Records from a collection
====================

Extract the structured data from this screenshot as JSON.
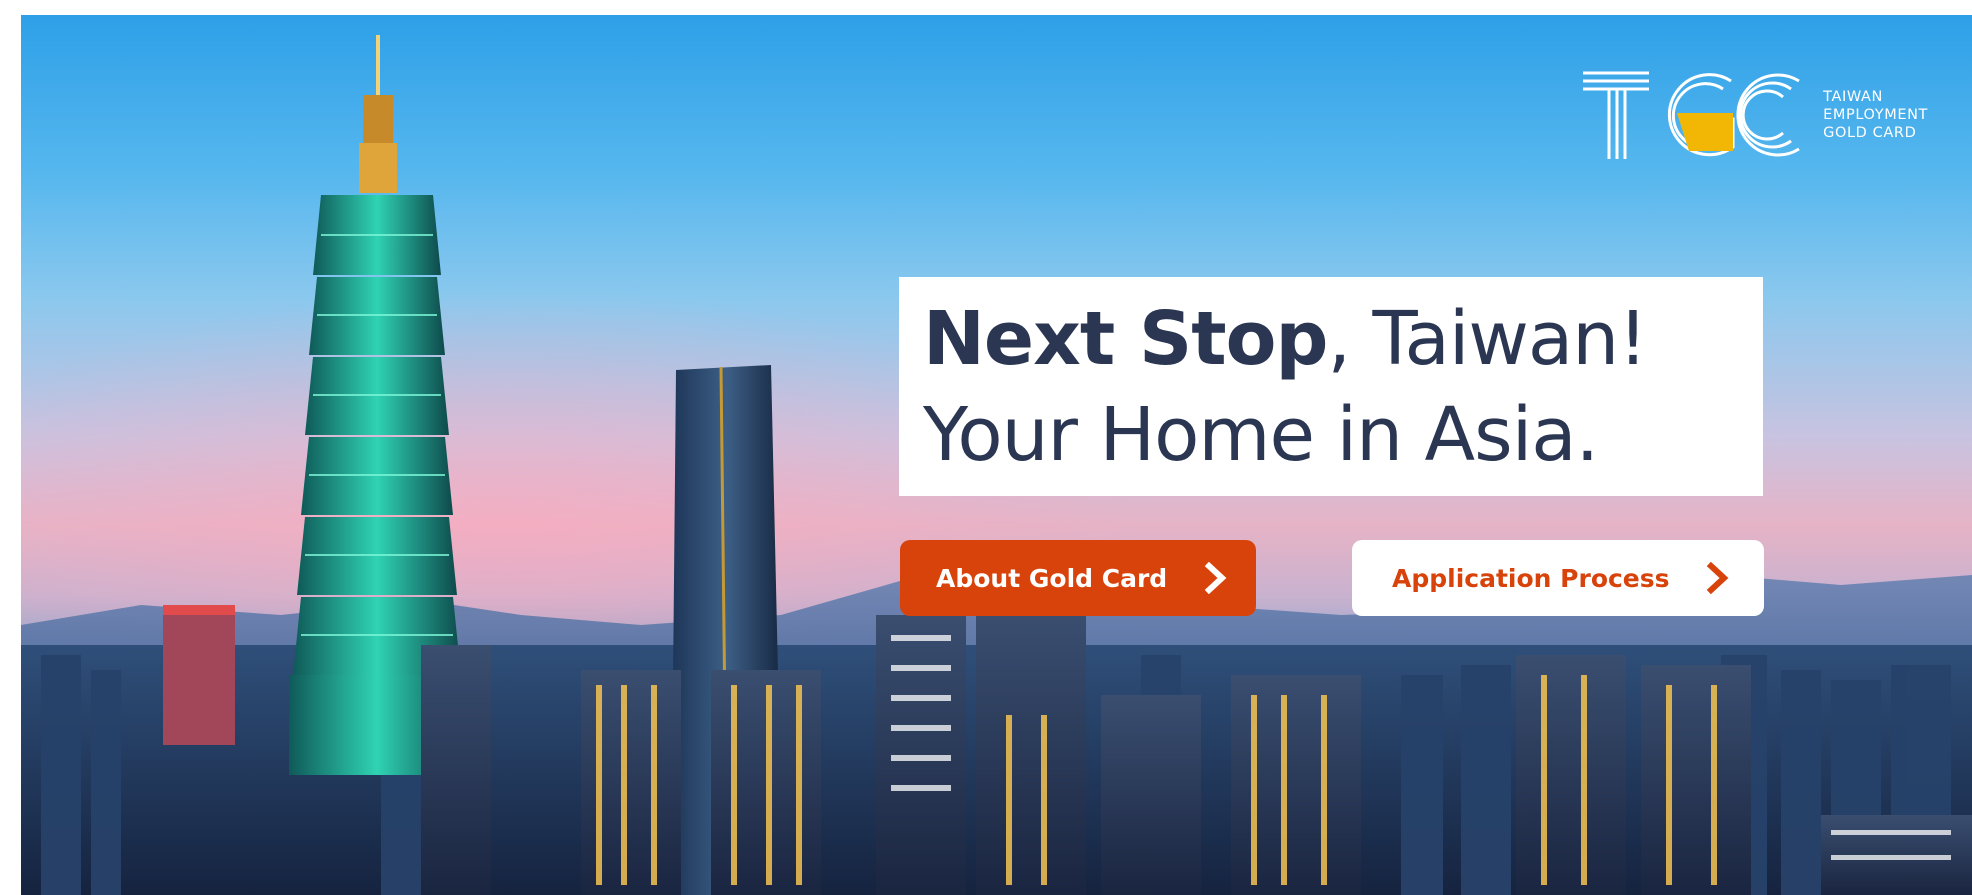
{
  "logo": {
    "mark_text": "TGC",
    "line1": "TAIWAN",
    "line2": "EMPLOYMENT",
    "line3": "GOLD CARD",
    "accent_color": "#f2b705"
  },
  "hero": {
    "headline_line1_bold": "Next Stop",
    "headline_line1_rest": ", Taiwan!",
    "headline_line2": "Your Home in Asia."
  },
  "buttons": {
    "about_label": "About Gold Card",
    "application_label": "Application Process",
    "icon": "chevron-right-icon"
  },
  "colors": {
    "headline_text": "#2b3653",
    "brand_orange": "#d7430b"
  }
}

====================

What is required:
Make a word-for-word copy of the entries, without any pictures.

Final answer:
Extract the structured data from this screenshot as JSON.
{
  "logo": {
    "mark_text": "TGC",
    "line1": "TAIWAN",
    "line2": "EMPLOYMENT",
    "line3": "GOLD CARD",
    "accent_color": "#f2b705"
  },
  "hero": {
    "headline_line1_bold": "Next Stop",
    "headline_line1_rest": ", Taiwan!",
    "headline_line2": "Your Home in Asia."
  },
  "buttons": {
    "about_label": "About Gold Card",
    "application_label": "Application Process",
    "icon": "chevron-right-icon"
  },
  "colors": {
    "headline_text": "#2b3653",
    "brand_orange": "#d7430b"
  }
}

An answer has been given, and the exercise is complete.